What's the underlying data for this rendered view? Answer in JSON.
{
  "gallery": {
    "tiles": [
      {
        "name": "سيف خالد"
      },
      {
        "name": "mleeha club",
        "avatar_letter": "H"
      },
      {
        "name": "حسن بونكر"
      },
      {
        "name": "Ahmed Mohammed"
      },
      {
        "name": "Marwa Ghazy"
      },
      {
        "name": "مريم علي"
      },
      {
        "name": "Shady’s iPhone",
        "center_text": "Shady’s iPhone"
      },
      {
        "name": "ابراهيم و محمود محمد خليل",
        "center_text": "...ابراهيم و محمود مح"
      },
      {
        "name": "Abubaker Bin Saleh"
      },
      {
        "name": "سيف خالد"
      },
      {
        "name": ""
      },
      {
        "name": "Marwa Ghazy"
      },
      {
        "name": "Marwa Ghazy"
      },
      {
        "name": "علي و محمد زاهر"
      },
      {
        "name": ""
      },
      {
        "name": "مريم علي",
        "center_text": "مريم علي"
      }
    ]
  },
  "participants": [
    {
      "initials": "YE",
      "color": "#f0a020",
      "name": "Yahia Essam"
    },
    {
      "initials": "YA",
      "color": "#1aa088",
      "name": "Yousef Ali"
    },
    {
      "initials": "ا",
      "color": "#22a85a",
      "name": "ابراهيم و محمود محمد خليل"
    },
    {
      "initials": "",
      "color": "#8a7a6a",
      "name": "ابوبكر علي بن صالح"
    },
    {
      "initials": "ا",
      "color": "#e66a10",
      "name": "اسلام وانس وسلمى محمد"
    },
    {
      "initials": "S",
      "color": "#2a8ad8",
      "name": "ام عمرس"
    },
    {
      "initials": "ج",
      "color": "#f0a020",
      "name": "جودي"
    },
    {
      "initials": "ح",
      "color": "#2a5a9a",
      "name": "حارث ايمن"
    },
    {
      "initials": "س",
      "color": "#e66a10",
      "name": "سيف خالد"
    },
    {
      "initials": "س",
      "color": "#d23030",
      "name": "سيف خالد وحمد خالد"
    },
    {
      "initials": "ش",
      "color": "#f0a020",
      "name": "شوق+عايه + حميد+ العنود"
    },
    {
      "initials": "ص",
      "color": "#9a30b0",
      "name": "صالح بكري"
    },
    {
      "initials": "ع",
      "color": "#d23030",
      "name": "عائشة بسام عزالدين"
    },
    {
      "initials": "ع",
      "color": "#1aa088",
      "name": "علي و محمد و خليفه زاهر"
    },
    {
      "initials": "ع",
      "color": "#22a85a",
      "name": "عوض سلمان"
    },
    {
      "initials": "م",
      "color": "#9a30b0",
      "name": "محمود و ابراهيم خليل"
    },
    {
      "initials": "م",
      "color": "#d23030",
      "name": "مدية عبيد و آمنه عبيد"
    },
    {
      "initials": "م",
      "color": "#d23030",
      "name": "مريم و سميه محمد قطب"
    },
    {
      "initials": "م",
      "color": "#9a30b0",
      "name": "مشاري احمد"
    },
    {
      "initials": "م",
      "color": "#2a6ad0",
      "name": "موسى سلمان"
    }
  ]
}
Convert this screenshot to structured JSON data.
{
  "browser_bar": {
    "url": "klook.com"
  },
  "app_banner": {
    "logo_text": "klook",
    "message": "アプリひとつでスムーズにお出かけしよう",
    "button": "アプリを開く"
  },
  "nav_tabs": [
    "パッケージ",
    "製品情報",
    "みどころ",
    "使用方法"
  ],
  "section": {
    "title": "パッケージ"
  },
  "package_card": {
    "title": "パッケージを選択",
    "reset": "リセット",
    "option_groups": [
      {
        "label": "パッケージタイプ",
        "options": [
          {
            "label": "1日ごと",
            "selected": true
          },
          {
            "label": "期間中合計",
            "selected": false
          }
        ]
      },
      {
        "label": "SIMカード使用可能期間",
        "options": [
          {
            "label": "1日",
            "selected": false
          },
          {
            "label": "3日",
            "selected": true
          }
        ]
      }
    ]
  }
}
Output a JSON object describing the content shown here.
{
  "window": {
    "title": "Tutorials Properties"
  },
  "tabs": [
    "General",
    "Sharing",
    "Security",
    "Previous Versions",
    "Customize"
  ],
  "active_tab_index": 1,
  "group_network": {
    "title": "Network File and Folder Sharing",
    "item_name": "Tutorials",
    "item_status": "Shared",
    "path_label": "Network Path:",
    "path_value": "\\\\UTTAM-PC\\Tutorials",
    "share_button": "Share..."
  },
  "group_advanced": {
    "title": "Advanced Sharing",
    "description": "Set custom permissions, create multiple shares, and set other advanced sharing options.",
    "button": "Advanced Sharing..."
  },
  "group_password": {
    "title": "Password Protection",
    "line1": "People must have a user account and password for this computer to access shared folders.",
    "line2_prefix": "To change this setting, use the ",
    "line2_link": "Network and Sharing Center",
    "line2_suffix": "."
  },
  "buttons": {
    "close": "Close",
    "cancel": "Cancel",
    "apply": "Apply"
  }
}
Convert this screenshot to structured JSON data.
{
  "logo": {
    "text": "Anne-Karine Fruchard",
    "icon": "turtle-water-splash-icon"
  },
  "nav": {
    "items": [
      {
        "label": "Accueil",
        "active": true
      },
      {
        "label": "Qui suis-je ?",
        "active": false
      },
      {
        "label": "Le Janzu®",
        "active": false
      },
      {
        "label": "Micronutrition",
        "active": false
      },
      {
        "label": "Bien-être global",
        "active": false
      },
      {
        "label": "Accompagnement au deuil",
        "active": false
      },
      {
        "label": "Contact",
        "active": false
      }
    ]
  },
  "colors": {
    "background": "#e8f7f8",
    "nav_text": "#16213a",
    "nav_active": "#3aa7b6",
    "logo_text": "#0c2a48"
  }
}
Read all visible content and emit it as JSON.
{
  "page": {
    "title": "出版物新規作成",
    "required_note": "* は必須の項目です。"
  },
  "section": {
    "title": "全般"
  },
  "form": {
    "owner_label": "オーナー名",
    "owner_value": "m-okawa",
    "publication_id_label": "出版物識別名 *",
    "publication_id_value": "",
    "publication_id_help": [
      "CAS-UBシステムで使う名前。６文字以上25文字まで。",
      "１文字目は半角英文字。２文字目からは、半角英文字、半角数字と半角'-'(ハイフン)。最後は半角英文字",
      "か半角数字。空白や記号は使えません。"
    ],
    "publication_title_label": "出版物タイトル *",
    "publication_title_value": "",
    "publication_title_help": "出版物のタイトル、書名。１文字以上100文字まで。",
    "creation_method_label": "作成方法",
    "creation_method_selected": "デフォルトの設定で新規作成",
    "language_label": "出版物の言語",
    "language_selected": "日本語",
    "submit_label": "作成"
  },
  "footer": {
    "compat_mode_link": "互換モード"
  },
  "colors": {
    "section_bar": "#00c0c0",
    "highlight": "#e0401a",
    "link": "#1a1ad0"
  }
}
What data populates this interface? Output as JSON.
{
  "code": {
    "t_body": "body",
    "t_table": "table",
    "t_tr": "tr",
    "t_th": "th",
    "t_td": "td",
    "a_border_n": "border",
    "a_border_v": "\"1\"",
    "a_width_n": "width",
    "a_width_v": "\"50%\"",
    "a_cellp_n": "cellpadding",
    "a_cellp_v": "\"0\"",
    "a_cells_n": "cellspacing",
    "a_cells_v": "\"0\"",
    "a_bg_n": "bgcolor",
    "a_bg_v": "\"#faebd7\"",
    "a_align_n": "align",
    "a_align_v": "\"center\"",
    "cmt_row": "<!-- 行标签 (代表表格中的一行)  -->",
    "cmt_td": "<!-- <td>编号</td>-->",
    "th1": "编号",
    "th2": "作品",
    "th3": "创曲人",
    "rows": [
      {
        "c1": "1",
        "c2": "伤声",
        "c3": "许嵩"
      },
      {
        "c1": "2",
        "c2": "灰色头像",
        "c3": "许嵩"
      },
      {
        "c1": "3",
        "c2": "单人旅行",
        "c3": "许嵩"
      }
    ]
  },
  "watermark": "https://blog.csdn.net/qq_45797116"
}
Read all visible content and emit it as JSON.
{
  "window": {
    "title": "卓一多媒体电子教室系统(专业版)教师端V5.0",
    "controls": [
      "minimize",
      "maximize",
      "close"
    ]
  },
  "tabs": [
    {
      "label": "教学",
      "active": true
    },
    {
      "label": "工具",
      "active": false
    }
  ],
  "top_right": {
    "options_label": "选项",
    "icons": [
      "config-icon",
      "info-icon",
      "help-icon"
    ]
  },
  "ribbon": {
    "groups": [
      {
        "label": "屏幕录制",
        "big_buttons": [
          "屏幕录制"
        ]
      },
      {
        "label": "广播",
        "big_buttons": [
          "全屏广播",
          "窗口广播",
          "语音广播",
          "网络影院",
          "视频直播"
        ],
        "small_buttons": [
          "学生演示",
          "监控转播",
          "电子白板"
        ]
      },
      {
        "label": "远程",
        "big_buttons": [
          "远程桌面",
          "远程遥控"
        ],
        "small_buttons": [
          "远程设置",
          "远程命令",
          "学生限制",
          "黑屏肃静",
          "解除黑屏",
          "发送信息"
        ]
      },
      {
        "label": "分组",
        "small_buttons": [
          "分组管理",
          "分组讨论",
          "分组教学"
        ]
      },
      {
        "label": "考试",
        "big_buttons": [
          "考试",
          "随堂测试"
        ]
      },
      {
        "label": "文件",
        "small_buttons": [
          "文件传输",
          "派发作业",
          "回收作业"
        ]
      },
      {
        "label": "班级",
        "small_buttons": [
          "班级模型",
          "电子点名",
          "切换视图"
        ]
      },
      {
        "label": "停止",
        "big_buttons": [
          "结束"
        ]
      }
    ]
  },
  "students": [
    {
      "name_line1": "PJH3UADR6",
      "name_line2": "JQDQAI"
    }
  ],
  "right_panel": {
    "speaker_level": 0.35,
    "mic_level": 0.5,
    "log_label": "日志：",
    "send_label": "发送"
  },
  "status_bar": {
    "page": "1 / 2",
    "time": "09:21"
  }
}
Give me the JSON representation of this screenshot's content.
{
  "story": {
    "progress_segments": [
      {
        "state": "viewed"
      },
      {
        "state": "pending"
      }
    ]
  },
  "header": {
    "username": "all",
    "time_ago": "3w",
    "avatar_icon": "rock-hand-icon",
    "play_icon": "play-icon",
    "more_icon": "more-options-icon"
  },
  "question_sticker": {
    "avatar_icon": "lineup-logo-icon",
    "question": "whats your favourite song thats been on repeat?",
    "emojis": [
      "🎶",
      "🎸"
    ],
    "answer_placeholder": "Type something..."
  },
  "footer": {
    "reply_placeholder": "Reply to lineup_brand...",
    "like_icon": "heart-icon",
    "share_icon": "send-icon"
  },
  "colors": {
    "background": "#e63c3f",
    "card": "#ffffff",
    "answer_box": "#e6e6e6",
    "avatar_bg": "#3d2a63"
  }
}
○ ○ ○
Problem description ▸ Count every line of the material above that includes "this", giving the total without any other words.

Finished exercise ▸ 7